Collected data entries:
-*-
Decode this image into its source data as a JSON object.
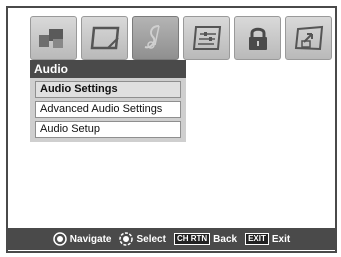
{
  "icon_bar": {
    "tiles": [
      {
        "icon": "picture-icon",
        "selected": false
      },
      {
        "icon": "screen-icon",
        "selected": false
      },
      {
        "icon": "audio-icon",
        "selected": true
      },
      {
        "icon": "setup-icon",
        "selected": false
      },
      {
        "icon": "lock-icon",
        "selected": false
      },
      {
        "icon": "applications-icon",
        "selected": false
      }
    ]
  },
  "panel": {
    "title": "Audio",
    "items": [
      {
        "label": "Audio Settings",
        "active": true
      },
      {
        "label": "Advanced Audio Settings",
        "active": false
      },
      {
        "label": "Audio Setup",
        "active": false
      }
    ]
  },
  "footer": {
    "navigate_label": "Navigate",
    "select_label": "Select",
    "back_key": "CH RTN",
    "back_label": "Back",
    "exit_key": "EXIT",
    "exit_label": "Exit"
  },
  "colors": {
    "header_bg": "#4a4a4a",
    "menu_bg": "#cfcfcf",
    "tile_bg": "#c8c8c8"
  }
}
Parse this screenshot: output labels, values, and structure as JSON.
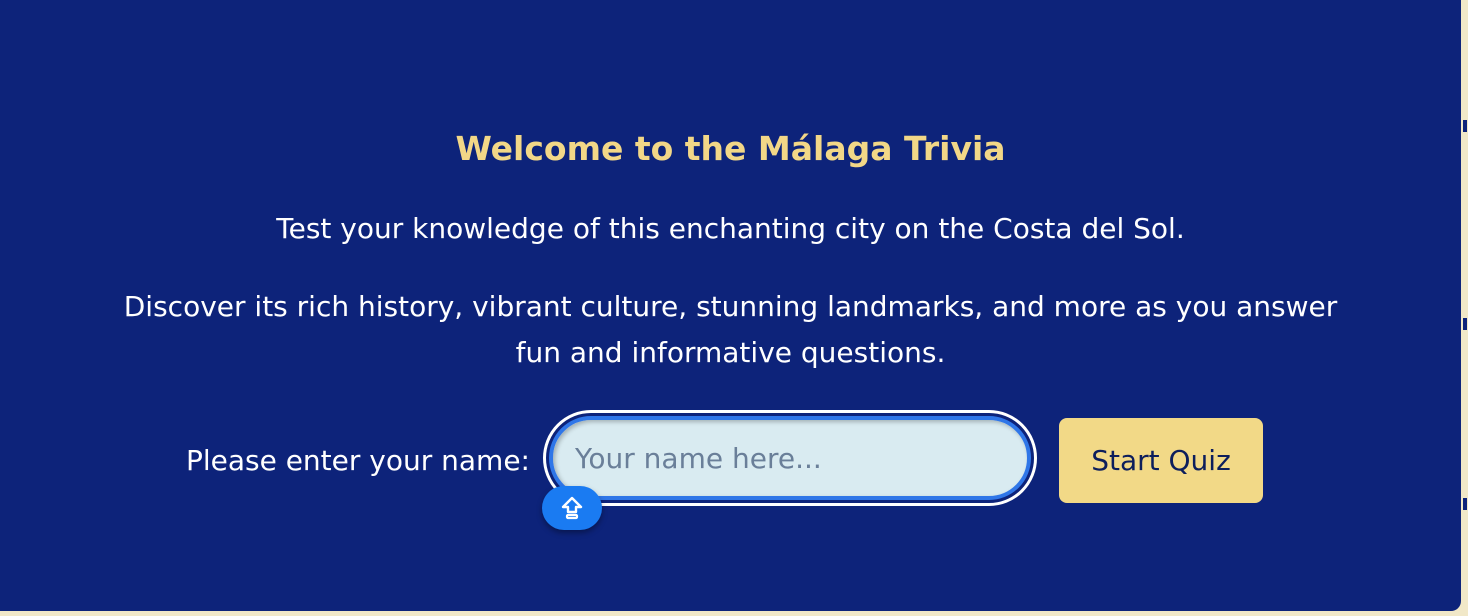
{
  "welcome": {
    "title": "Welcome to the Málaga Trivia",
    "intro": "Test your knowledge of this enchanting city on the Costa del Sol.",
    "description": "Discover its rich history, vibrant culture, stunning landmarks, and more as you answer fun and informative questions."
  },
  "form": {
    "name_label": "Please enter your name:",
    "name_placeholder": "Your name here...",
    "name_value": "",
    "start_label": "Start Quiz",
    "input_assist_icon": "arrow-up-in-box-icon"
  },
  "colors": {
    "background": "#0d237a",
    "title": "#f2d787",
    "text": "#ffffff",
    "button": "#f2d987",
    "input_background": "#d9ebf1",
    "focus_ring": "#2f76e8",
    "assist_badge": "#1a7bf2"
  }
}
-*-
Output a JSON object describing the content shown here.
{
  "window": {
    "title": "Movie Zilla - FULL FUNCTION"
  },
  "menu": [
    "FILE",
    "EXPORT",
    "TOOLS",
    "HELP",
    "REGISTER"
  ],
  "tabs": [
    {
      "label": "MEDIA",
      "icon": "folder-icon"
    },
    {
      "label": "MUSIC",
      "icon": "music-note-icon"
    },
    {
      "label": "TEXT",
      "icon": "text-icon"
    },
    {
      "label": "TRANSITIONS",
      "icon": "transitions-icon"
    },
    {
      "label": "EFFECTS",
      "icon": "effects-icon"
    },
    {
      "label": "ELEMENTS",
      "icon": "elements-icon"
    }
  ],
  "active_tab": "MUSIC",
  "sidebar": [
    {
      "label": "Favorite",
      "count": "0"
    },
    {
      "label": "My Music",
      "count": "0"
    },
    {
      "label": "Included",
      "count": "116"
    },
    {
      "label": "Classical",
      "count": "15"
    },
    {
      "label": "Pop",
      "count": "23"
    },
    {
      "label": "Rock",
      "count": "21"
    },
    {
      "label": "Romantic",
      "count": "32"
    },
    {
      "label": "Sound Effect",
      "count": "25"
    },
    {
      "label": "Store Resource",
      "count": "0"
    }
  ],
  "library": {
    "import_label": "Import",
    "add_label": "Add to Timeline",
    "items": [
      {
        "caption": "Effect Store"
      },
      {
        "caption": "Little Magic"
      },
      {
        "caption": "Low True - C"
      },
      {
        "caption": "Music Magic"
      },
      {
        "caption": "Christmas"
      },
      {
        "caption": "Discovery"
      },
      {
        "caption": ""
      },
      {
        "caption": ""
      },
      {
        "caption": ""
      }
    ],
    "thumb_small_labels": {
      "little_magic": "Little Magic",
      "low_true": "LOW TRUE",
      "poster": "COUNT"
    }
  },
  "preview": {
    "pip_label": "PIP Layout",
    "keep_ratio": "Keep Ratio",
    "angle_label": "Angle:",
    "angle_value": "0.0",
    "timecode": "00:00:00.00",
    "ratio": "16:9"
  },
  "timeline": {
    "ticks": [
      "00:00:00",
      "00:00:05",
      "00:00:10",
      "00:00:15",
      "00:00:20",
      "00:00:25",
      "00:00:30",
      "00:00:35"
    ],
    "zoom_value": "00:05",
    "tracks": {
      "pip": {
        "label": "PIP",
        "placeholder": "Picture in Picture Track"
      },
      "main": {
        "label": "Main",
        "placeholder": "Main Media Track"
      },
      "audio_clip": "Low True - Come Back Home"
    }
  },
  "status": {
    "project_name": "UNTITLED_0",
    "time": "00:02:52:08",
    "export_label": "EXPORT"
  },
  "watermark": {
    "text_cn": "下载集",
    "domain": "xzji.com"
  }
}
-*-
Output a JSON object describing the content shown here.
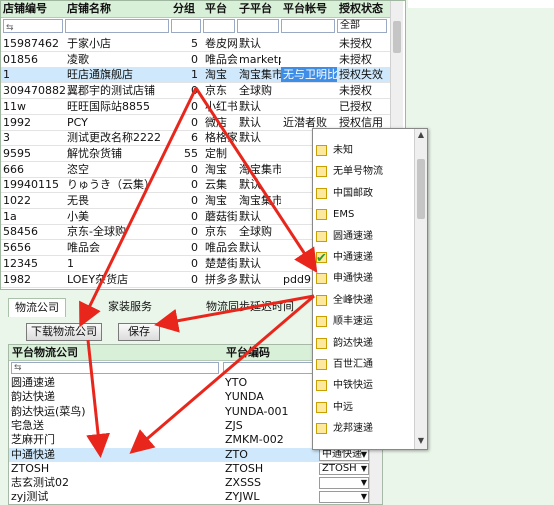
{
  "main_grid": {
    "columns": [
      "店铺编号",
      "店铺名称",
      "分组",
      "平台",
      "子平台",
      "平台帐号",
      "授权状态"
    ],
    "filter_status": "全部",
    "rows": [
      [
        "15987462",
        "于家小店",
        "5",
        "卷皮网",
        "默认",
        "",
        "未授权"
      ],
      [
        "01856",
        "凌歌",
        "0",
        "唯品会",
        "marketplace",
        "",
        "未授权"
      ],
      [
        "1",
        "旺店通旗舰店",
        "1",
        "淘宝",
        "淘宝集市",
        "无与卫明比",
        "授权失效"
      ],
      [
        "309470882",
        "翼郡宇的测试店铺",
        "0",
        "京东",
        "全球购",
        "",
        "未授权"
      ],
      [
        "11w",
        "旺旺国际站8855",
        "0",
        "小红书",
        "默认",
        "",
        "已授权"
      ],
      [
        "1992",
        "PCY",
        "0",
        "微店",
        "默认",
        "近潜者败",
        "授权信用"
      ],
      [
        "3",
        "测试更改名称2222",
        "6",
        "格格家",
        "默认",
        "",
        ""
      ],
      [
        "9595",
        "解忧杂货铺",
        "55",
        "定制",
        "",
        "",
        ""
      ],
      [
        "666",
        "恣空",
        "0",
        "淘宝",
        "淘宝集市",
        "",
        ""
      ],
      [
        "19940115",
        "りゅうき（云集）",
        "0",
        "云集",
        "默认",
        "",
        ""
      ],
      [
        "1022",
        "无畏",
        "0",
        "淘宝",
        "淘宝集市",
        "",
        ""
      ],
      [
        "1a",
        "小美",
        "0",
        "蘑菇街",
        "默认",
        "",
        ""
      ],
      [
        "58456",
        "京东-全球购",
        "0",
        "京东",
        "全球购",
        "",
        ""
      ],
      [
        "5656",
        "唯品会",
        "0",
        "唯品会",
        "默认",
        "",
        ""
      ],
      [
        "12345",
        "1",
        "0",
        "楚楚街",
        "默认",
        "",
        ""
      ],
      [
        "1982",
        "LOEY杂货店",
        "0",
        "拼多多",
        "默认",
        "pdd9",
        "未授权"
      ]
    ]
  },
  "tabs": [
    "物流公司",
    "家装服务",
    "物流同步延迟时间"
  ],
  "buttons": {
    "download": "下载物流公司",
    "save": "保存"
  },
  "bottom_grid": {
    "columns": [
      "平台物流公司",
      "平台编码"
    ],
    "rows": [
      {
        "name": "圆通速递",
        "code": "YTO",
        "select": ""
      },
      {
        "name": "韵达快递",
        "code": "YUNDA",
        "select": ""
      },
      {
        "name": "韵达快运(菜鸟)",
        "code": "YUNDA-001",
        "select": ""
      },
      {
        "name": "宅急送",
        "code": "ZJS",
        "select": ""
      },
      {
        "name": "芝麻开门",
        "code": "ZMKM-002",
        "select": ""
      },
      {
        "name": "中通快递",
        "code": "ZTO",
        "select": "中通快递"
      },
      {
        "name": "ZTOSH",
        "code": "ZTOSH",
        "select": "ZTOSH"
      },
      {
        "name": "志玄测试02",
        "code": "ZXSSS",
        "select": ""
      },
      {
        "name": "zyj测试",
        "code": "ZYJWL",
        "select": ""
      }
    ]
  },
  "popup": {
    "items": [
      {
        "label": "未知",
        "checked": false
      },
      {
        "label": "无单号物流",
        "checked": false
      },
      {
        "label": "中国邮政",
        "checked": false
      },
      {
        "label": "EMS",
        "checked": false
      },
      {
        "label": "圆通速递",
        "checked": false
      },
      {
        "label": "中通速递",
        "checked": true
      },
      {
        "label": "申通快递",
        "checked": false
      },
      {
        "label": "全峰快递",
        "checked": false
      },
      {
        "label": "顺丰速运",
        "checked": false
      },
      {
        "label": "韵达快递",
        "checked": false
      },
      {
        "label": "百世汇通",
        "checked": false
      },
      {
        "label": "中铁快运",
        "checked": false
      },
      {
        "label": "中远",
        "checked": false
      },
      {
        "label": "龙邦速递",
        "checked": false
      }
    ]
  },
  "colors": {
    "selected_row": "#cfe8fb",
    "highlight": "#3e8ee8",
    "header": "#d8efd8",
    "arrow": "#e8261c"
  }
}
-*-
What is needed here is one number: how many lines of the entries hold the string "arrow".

Exercise solution: 2